This PS3 Game Emulated And Running On A PC Is A Big Deal
The fan project possibly contradicts the PS4’s lack of backwards compatibility.
If you’re one of the many PlayStation 4 owners who want backwards compatibility, you should check out this PlayStation 3 emulator work-in-progress. The video above shows off the RPCS3 PS3 Emulator playing the game After Burner Climax in game…on a PC.
There are two reasons this is significant. First, there so far hasn’t yet been a legitimate, playable Xbox 360 and PlayStation 3 emulator. While the majority of contemporary PCs can play games more technologically sophisticated than After Burner Climax, most can’t do so while simulating PS3 or Xbox 360 hardware. From a purely technical standpoint, this is impressive.
Second, the After Burner Climax emulation contradicts Sony’s reasons for not bringing backwards compatibility to the PlayStation 4, especially because it’s been done by fans. The company has repeatedly said in the past that because the PS3’s cell processor architecture is so different from the more PC-like standard x86 CPU architecture found in the PS4, it would be nearly impossible to bring backwards compatibility to their current-gen console. Backwards compatibility is simply another term for emulation.
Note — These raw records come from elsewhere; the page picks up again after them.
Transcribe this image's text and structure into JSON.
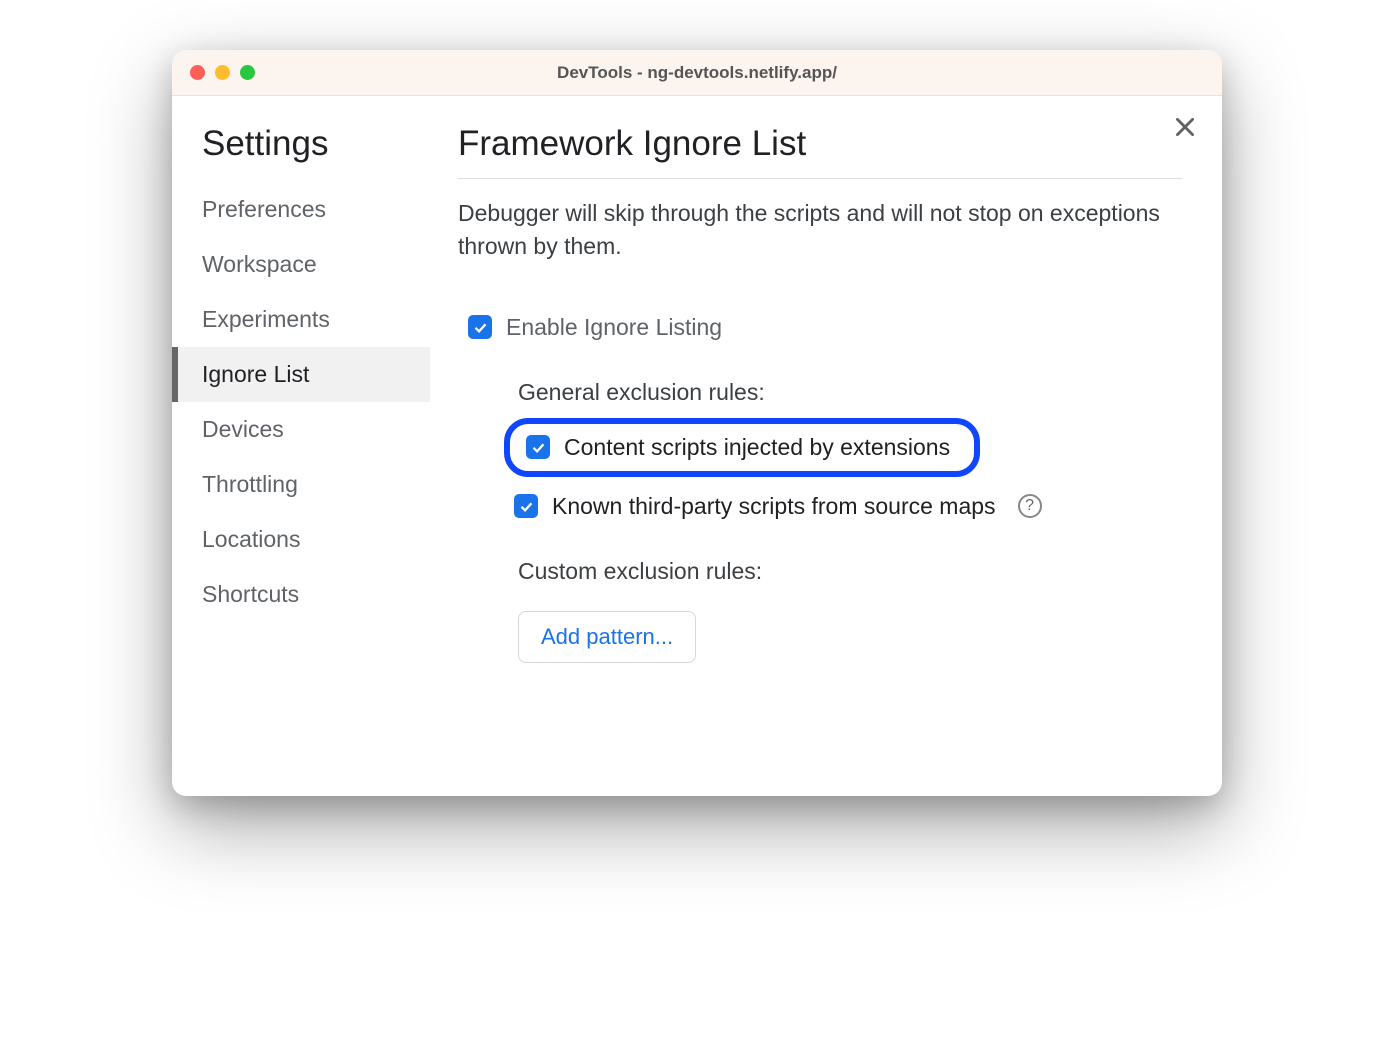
{
  "window": {
    "title": "DevTools - ng-devtools.netlify.app/"
  },
  "sidebar": {
    "title": "Settings",
    "items": [
      {
        "label": "Preferences",
        "active": false
      },
      {
        "label": "Workspace",
        "active": false
      },
      {
        "label": "Experiments",
        "active": false
      },
      {
        "label": "Ignore List",
        "active": true
      },
      {
        "label": "Devices",
        "active": false
      },
      {
        "label": "Throttling",
        "active": false
      },
      {
        "label": "Locations",
        "active": false
      },
      {
        "label": "Shortcuts",
        "active": false
      }
    ]
  },
  "main": {
    "title": "Framework Ignore List",
    "description": "Debugger will skip through the scripts and will not stop on exceptions thrown by them.",
    "enable_label": "Enable Ignore Listing",
    "enable_checked": true,
    "general_heading": "General exclusion rules:",
    "rules": [
      {
        "label": "Content scripts injected by extensions",
        "checked": true,
        "highlighted": true,
        "help": false
      },
      {
        "label": "Known third-party scripts from source maps",
        "checked": true,
        "highlighted": false,
        "help": true
      }
    ],
    "custom_heading": "Custom exclusion rules:",
    "add_button": "Add pattern..."
  }
}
This didn’t matter too much until Microsoft announced and then launched an extensive, full-fledged backwards compatibility feature supporting over 100 games and counting. With Xbox 360 games now playable on Xbox One, many PS4 users wanted more than the already implemented PlayStation Now streaming service alternative. That’s understandable, since simply popping in your old Demon’s Souls disc is more user-friendly then paying a subscription fee and streaming a game over the internet.
While Sony executives have said they don’t have any plans to bring native PS3 game support to PS4, they also said they never ruled it out entirely. Microsoft’s success with backwards compatibility may have prompted Sony to quietly announce and release PS2 emulation with some older Star Wars games last fall. While this isn’t nearly as difficult to do as native PS3 support, it’s a step in the right direction.
Meanwhile, the RPCS3 PS3 Emulator isn’t perfect, but it runs smoothly for the most part. If fans lacking a major corporation’s resources can achieve basic emulation, it seems much more likely Sony could too.